Focus on the Big Picture
B2B organizations are drifting from boring product videos toward telling the stories we care about.
Is Under Armour selling athletic apparel and accessories, or inspiration? The chance to be a champion or even the underdog that has to fight the odds?
Remember that the story isn’t about you as a brand, however. Instead, it’s about what your brand can do for others. Sure, business is about making money, but that’s not the primary goal – you’re in it to solve a customer’s problem.
Think about why your company exists and how you can sell that. For example, do you sell personal care products or a chance for women to feel beautiful? Are you selling a shirt or a sentimental gift for a best friend?
Find the “why” behind your brand and make that the focus of your messaging.
This is also highly effective at the top of the funnel since inspiring messages attract people to your brand. In addition, consumers seek brands that have distinct personality traits, just like people, and you want to ensure your stories showcase those traits.

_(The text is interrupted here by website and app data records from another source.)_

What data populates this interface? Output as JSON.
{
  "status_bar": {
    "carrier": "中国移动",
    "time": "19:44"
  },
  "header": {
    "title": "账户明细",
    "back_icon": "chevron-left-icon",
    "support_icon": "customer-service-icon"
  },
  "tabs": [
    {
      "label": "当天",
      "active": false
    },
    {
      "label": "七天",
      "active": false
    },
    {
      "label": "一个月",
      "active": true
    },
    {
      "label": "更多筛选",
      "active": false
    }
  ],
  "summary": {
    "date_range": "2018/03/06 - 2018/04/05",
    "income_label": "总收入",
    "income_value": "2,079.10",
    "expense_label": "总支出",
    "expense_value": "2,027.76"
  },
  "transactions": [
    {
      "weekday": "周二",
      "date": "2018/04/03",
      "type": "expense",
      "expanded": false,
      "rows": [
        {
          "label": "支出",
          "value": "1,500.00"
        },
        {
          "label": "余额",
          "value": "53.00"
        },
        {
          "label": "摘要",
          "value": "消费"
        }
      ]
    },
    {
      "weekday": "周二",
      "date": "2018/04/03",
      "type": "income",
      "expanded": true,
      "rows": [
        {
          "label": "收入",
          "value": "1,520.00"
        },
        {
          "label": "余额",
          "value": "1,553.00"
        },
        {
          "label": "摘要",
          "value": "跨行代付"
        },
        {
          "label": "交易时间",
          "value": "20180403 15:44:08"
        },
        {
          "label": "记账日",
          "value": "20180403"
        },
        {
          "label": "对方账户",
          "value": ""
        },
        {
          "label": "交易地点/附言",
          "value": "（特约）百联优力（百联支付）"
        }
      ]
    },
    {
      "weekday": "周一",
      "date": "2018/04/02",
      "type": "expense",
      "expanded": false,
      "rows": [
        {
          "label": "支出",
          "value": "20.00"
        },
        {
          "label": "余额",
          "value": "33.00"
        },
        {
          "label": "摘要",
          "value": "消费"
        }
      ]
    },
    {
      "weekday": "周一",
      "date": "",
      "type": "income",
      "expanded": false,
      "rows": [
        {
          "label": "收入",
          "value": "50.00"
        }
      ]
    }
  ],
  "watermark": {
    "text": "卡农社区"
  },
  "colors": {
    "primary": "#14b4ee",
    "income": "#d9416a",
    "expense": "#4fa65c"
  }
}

Bring Emotion into It
We’ve already covered the value of emotion in storytelling, but it’s also clear that the types of videos that get attention have heart. Almost every brand uses emotions in its messaging, even the unexpected ones.
Google is a technology company with internet-related services. But with innovative storytelling, Google tapped into the emotion of the pandemic and how our online behavior shifted as we envisioned going back to normal, pre-pandemic life – all using Google’s own platforms.

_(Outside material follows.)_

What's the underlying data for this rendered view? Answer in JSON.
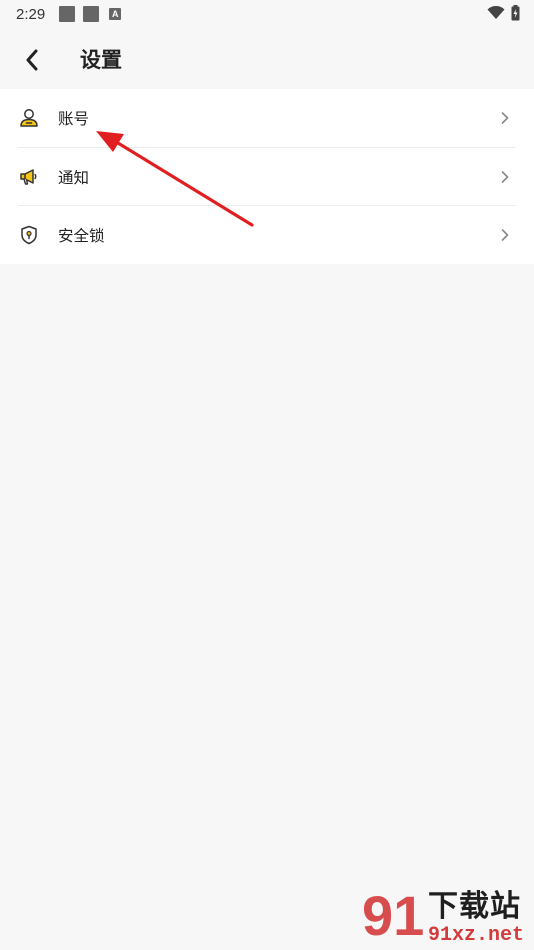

An airline ticket is just a buy-in to a mode of transportation unless it’s a family connecting across the world, a group of friends reuniting, or the joy of the first-ever flight.
Emotions compel action, and emotional ads are nearly twice as effective as those with purely logical content. This approach to video storytelling is emotional marketing, which uses emotion to capture the audience’s attention and prompt people to remember, share, and buy.
The emotions can be different – sometimes, the message is motivated by happiness, anger, nostalgia, fear, or sadness.
Some emotions are more effective than others, however. According to research from Hubspot:
- Happiness brings more sharing
- Sadness prompts empathy and connection
- Surprise and fear cause yearning for what’s comfortable
- Anger or passion fuel stubbornness and virality
You have plenty to choose from. Before you start, get a clear vision of what emotion you want to convey, then craft your story around it.
Tips for Using Storytelling in Marketing
Use Humor to Engage with Your Audience
Humor is commonplace in marketing, but less so in the B2B space. You may think your brand needs to be formal, but remember that you’re still talking to actual people. Making them laugh creates a positive, memorable association with your brand.
Not all humor needs to push limits – you can be funny in an approachable, unoffensive way. For example, Lucidchart, a software platform for chart and diagram collaboration, included humor from internet pop culture to showcase their chart software.
Naturally, the “secret sauce” of tapping into the right message and emotion is challenging, or else everyone would have it down. So you have to get creative.
Yet another Google example, the “Parisian Love” video, was one of the most creative and moving campaigns the brand ever released. Using only Google searches set to music, the video tells a sweet love story.
Show — Don’t Tell
What makes the “Parisian Love” ad so effective? It’s not just about the emotion. The visuals and sounds convey a message that compels viewers to stick around for the conclusion and leaves something to the imagination. They become invested in the story.
Instead of blatantly showing your product or service, think about how you can use angles, audio, colors, and other elements to get the point across.
Master the Art of Storytelling
No matter its form, storytelling is powerful and unites people. Used in B2B video marketing, storytelling can attract people to your brand, elicit a strong emotional response, and build brand loyalty.
Image Credit: Pexels; Thank you